When do you charge your mobile device, tablet and/or laptop? Do you have a ritual, or do you only do it when the power runs out? Are there places that you prefer to charge? Where? Why?
Are you the kind of person who is always battling a red battery signal and dwindling percentages? Do you carry a charger with you? Since when? Are there times when you are more or less anxious about power? How does it feel?
These are some of the questions we’re asking in a new project on charging practices and power use. We’re interested both in the nitty-gritty of charging habits (when, where, for how long, using what) and broader questions about power infrastructure. For example: Who allows access to power, on what terms?

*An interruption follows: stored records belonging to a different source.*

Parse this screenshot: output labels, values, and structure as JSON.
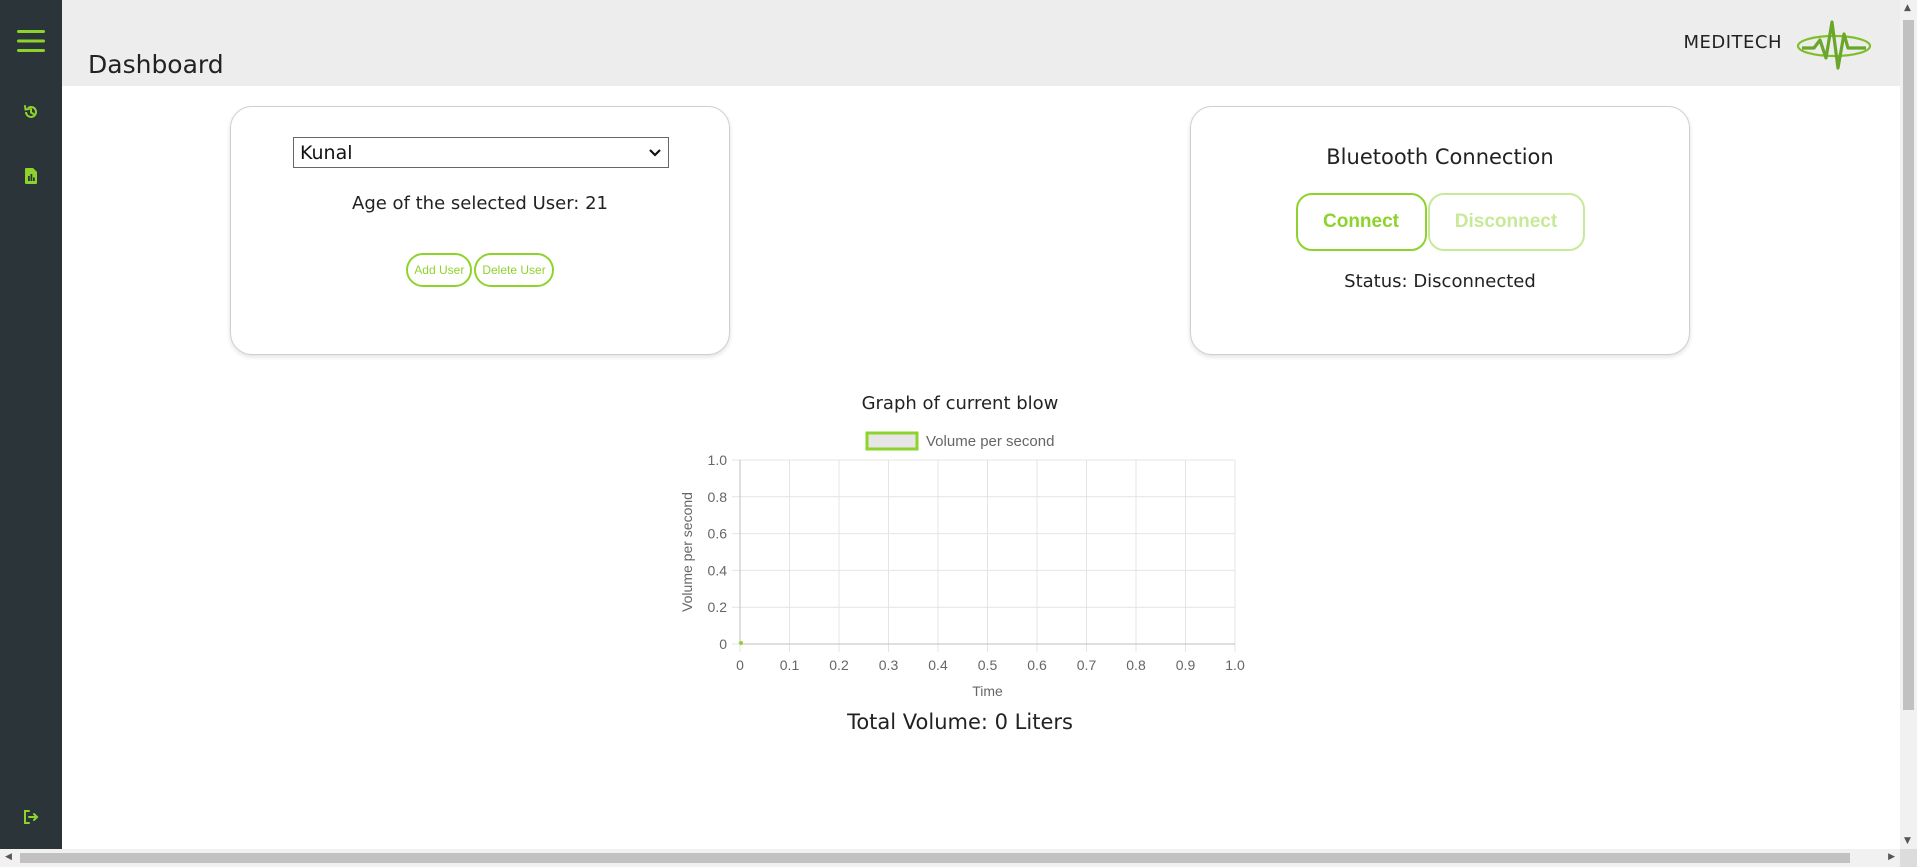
{
  "sidebar": {
    "icons": [
      "menu-icon",
      "history-icon",
      "report-icon",
      "logout-icon"
    ]
  },
  "header": {
    "title": "Dashboard",
    "brand": "MEDITECH"
  },
  "user_card": {
    "selected_user": "Kunal",
    "age_text": "Age of the selected User: 21",
    "add_user_label": "Add User",
    "delete_user_label": "Delete User"
  },
  "bluetooth_card": {
    "title": "Bluetooth Connection",
    "connect_label": "Connect",
    "disconnect_label": "Disconnect",
    "status_text": "Status: Disconnected"
  },
  "graph": {
    "title": "Graph of current blow",
    "total_volume": "Total Volume: 0 Liters"
  },
  "chart_data": {
    "type": "line",
    "title": "Graph of current blow",
    "xlabel": "Time",
    "ylabel": "Volume per second",
    "xlim": [
      0,
      1.0
    ],
    "ylim": [
      0,
      1.0
    ],
    "x_ticks": [
      "0",
      "0.1",
      "0.2",
      "0.3",
      "0.4",
      "0.5",
      "0.6",
      "0.7",
      "0.8",
      "0.9",
      "1.0"
    ],
    "y_ticks": [
      "0",
      "0.2",
      "0.4",
      "0.6",
      "0.8",
      "1.0"
    ],
    "grid": true,
    "legend": "top",
    "series": [
      {
        "name": "Volume per second",
        "x": [
          0
        ],
        "y": [
          0
        ],
        "color": "#8ed32c"
      }
    ]
  },
  "colors": {
    "accent": "#8ed32c",
    "accent_light": "#c7ea98",
    "sidebar": "#2b3438",
    "header": "#eeeded"
  }
}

Do users have a right to power in a world that is increasingly dependent on mobile devices? Who should provide that service: a state or commercial entity? Does it depend on the cultural context? Is access to power one of the new demands we should make of a ‘smart’ city?
This work involves in-context research around transit zones – airports, hotels, train stations and the like. If you do any amount of regular travel you probably harbor an ambient awareness of where power sources are likely to be found in a bar, which airlines have charging sockets in their seats, and whether or not there is a chance to stay longer than the time of your laptop battery in a cafe.
These are the stories we’re collecting over the next few months. I’m writing this in the hope that you’ll share yours! And: next time you are waiting somewhere in transit and you see people charging, send me a photo of the setting. I’m keen to get a broad visual landscape for the sorts of international audiences this study needs to address.
The sockets pictured below are from a bar amidst the stunningly tablet-centric layout at JFK Terminal 2. There’s a lot more to say about this, and when it comes to the ramifications for e-waste and obsolescence, others will do it better than me. Almost every available surface in the terminal contains an iPad at the center, beckoning customers to order a lottery ticket or a glass of wine and – in the requisite air travel parlance – ‘relax’. But how exactly one relaxes when a screen is constantly flickering in your face telling you to do so is beyond comprehension.
The belief that efficiency comes at the expense of human interaction is just one of the design principles taken for granted in this vision, in which fulfilling shopping involves nothing more than a credit card and a ‘complimentary’ iPad. In the airport, like other domains of mass governance in the US, what would be most helpful is if you could simply stay in your seat and consume. More concerning: the future of work implied by this architecture is that hospitality employees will soon join knowledge workers in suffering the fate of a job that is not much more than creative device attendance and maintenance.keep looking »